◆ Prompt ◆
From the records below, please return each line that holds the word "true".

START Records to process

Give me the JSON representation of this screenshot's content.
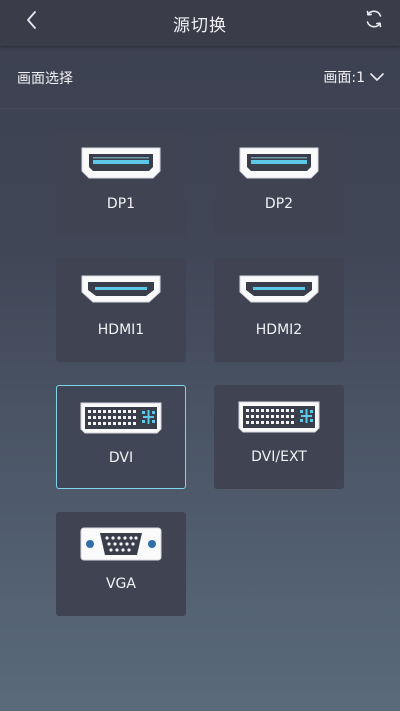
{
  "header": {
    "title": "源切换",
    "back_icon": "chevron-left-icon",
    "refresh_icon": "refresh-icon"
  },
  "picture": {
    "label": "画面选择",
    "value": "画面:1",
    "dropdown_icon": "chevron-down-icon"
  },
  "sources": [
    {
      "label": "DP1",
      "icon": "displayport-icon",
      "selected": false
    },
    {
      "label": "DP2",
      "icon": "displayport-icon",
      "selected": false
    },
    {
      "label": "HDMI1",
      "icon": "hdmi-icon",
      "selected": false
    },
    {
      "label": "HDMI2",
      "icon": "hdmi-icon",
      "selected": false
    },
    {
      "label": "DVI",
      "icon": "dvi-icon",
      "selected": true
    },
    {
      "label": "DVI/EXT",
      "icon": "dvi-icon",
      "selected": false
    },
    {
      "label": "VGA",
      "icon": "vga-icon",
      "selected": false
    }
  ],
  "colors": {
    "selected_border": "#7fd3ea",
    "connector_accent": "#5bc8e8",
    "tile_background": "#3f4352"
  }
}
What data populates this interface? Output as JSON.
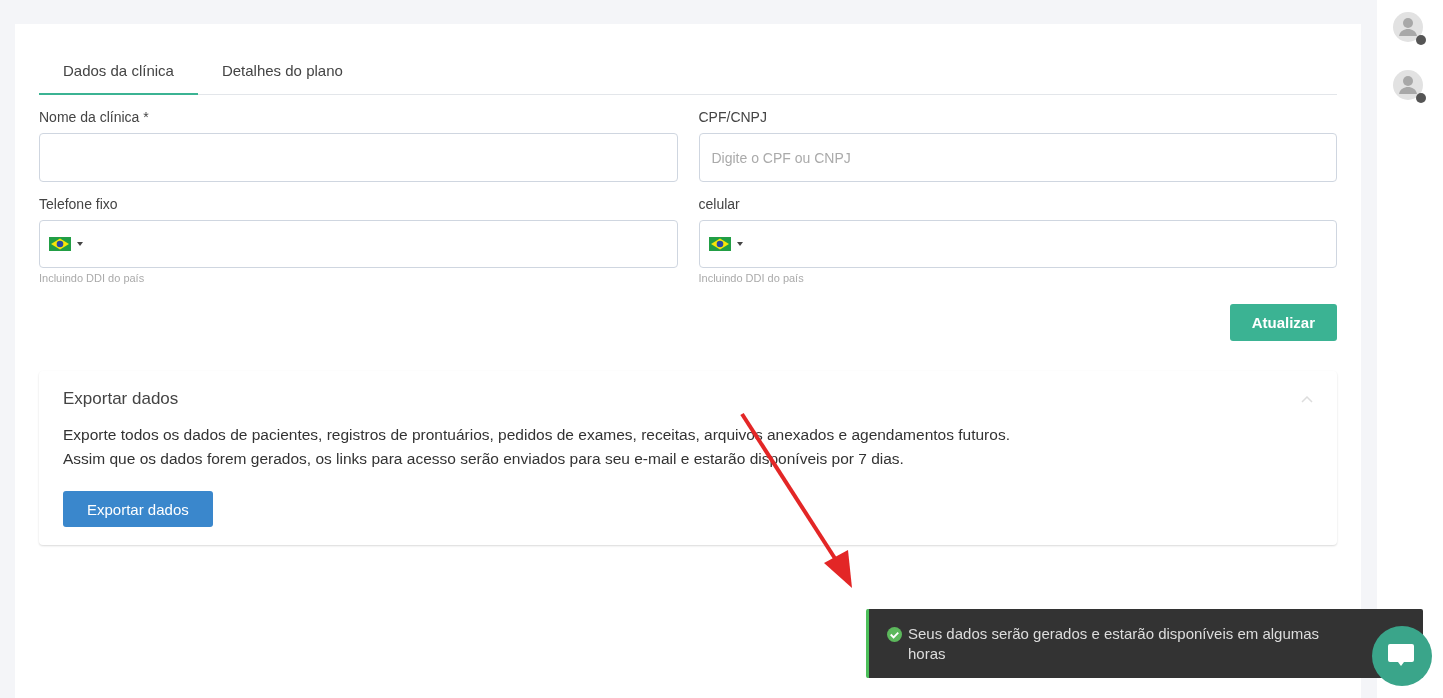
{
  "tabs": [
    {
      "label": "Dados da clínica",
      "selected": true
    },
    {
      "label": "Detalhes do plano",
      "selected": false
    }
  ],
  "fields": [
    {
      "kind": "text",
      "label": "Nome da clínica *"
    },
    {
      "kind": "text",
      "label": "CPF/CNPJ",
      "placeholder": "Digite o CPF ou CNPJ"
    },
    {
      "kind": "phone",
      "label": "Telefone fixo",
      "hint": "Incluindo DDI do país"
    },
    {
      "kind": "phone",
      "label": "celular",
      "hint": "Incluindo DDI do país"
    }
  ],
  "update_button": "Atualizar",
  "export_section": {
    "title": "Exportar dados",
    "expanded": true,
    "lines": [
      "Exporte todos os dados de pacientes, registros de prontuários, pedidos de exames, receitas, arquivos anexados e agendamentos futuros.",
      "Assim que os dados forem gerados, os links para acesso serão enviados para seu e-mail e estarão disponíveis por 7 dias."
    ],
    "button": "Exportar dados"
  },
  "toast": {
    "message": "Seus dados serão gerados e estarão disponíveis em algumas horas"
  }
}
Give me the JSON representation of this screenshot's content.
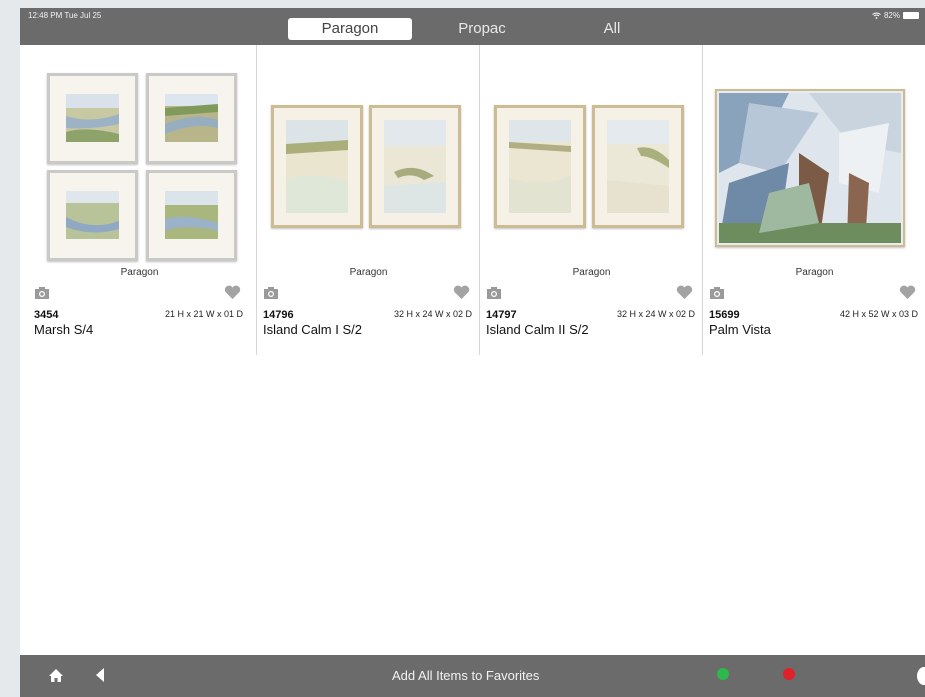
{
  "status": {
    "time": "12:48 PM  Tue Jul 25",
    "battery": "82%"
  },
  "segments": [
    {
      "label": "Paragon",
      "active": true
    },
    {
      "label": "Propac",
      "active": false
    },
    {
      "label": "All",
      "active": false
    }
  ],
  "products": [
    {
      "brand": "Paragon",
      "sku": "3454",
      "dims": "21 H x 21 W x 01 D",
      "name": "Marsh  S/4"
    },
    {
      "brand": "Paragon",
      "sku": "14796",
      "dims": "32 H x 24 W x 02 D",
      "name": "Island Calm I S/2"
    },
    {
      "brand": "Paragon",
      "sku": "14797",
      "dims": "32 H x 24 W x 02 D",
      "name": "Island Calm II S/2"
    },
    {
      "brand": "Paragon",
      "sku": "15699",
      "dims": "42 H x 52 W x 03 D",
      "name": "Palm Vista"
    }
  ],
  "bottom": {
    "add_all_label": "Add All Items to Favorites",
    "legend": [
      {
        "label": "",
        "color": "#2db84a"
      },
      {
        "label": "",
        "color": "#e0202a"
      }
    ]
  },
  "icons": {
    "home": "home-icon",
    "back": "back-arrow-icon",
    "camera": "camera-icon",
    "heart": "heart-icon",
    "wifi": "wifi-icon",
    "battery": "battery-icon"
  },
  "colors": {
    "bar": "#6b6b6b",
    "accent_green": "#2db84a",
    "accent_red": "#e0202a"
  }
}
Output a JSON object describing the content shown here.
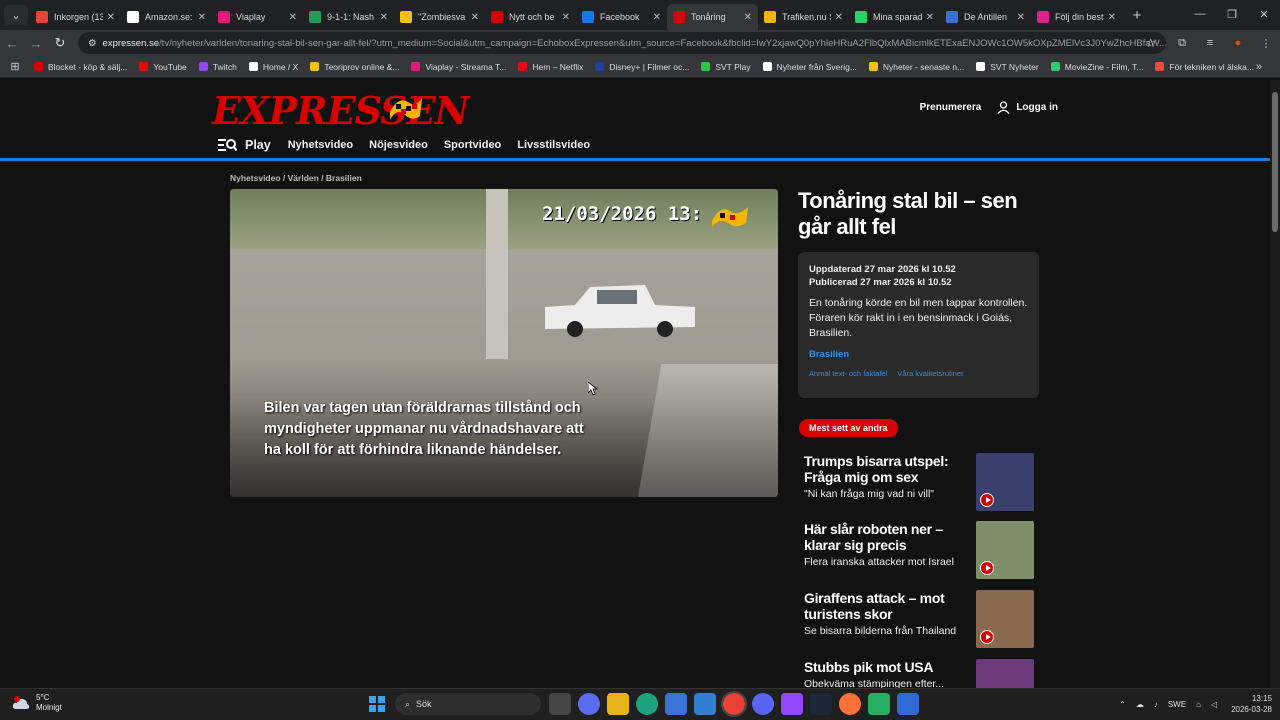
{
  "browser": {
    "tabs": [
      {
        "label": "Inkorgen (13",
        "color": "#ea4335"
      },
      {
        "label": "Amazon.se:",
        "color": "#ffffff"
      },
      {
        "label": "Viaplay",
        "color": "#e8177d"
      },
      {
        "label": "9-1-1: Nash",
        "color": "#1e9e5a"
      },
      {
        "label": "\"Zombiesva",
        "color": "#f4c20d"
      },
      {
        "label": "Nytt och be",
        "color": "#d80000"
      },
      {
        "label": "Facebook",
        "color": "#1877f2"
      },
      {
        "label": "Tonåring",
        "color": "#d80000",
        "active": true
      },
      {
        "label": "Trafiken.nu S",
        "color": "#f4b400"
      },
      {
        "label": "Mina sparad",
        "color": "#25d366"
      },
      {
        "label": "De Antillen",
        "color": "#3b6fd8"
      },
      {
        "label": "Följ din best",
        "color": "#e0218a"
      }
    ],
    "url_host": "expressen.se",
    "url_path": "/tv/nyheter/varlden/tonaring-stal-bil-sen-gar-allt-fel/?utm_medium=Social&utm_campaign=EchoboxExpressen&utm_source=Facebook&fbclid=IwY2xjawQ0pYhleHRuA2FlbQlxMABicmlkETExaENJOWc1OW5kOXpZMElVc3J0YwZhcHBfaW...",
    "bookmarks": [
      {
        "label": "Blocket - köp & sälj...",
        "color": "#d80000"
      },
      {
        "label": "YouTube",
        "color": "#ff0000"
      },
      {
        "label": "Twitch",
        "color": "#9146ff"
      },
      {
        "label": "Home / X",
        "color": "#ffffff"
      },
      {
        "label": "Teoriprov online &...",
        "color": "#f4c20d"
      },
      {
        "label": "Viaplay - Streama T...",
        "color": "#e8177d"
      },
      {
        "label": "Hem – Netflix",
        "color": "#e50914"
      },
      {
        "label": "Disney+ | Filmer oc...",
        "color": "#1a3fa8"
      },
      {
        "label": "SVT Play",
        "color": "#27c93f"
      },
      {
        "label": "Nyheter från Sverig...",
        "color": "#ffffff"
      },
      {
        "label": "Nyheter - senaste n...",
        "color": "#f4c20d"
      },
      {
        "label": "SVT Nyheter",
        "color": "#ffffff"
      },
      {
        "label": "MovieZine - Film, T...",
        "color": "#2ecc71"
      },
      {
        "label": "För tekniken vi älska...",
        "color": "#e74c3c"
      }
    ]
  },
  "site": {
    "logo": "EXPRESSEN",
    "subscribe": "Prenumerera",
    "login": "Logga in",
    "nav": {
      "play": "Play",
      "items": [
        "Nyhetsvideo",
        "Nöjesvideo",
        "Sportvideo",
        "Livsstilsvideo"
      ]
    },
    "breadcrumb": "Nyhetsvideo / Världen / Brasilien"
  },
  "video": {
    "timestamp": "21/03/2026 13:",
    "caption": "Bilen var tagen utan föräldrarnas tillstånd och myndigheter uppmanar nu vårdnadshavare att ha koll för att förhindra liknande händelser."
  },
  "article": {
    "headline": "Tonåring stal bil – sen går allt fel",
    "updated": "Uppdaterad 27 mar 2026 kl 10.52",
    "published": "Publicerad 27 mar 2026 kl 10.52",
    "description": "En tonåring körde en bil men tappar kontrollen. Föraren kör rakt in i en bensinmack i Goiás, Brasilien.",
    "tag": "Brasilien",
    "link1": "Anmäl text- och faktafel",
    "link2": "Våra kvalitetsrutiner"
  },
  "most_seen": {
    "label": "Mest sett av andra",
    "items": [
      {
        "title": "Trumps bisarra utspel: Fråga mig om sex",
        "subtitle": "\"Ni kan fråga mig vad ni vill\"",
        "thumb": "#3a3f6e"
      },
      {
        "title": "Här slår roboten ner – klarar sig precis",
        "subtitle": "Flera iranska attacker mot Israel",
        "thumb": "#7f8f6a"
      },
      {
        "title": "Giraffens attack – mot turistens skor",
        "subtitle": "Se bisarra bilderna från Thailand",
        "thumb": "#8a6a4f"
      },
      {
        "title": "Stubbs pik mot USA",
        "subtitle": "Obekväma stämpingen efter...",
        "thumb": "#6b3a7a"
      }
    ]
  },
  "taskbar": {
    "weather_temp": "5°C",
    "weather_desc": "Molnigt",
    "weather_badge": "1",
    "search": "Sök",
    "lang": "SWE",
    "time": "13:15",
    "date": "2026-03-28"
  }
}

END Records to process

◆ Response to the exercise ◆
      "selected": true
      "selected": true
    "expanded": true,
      "active": true
        "active": true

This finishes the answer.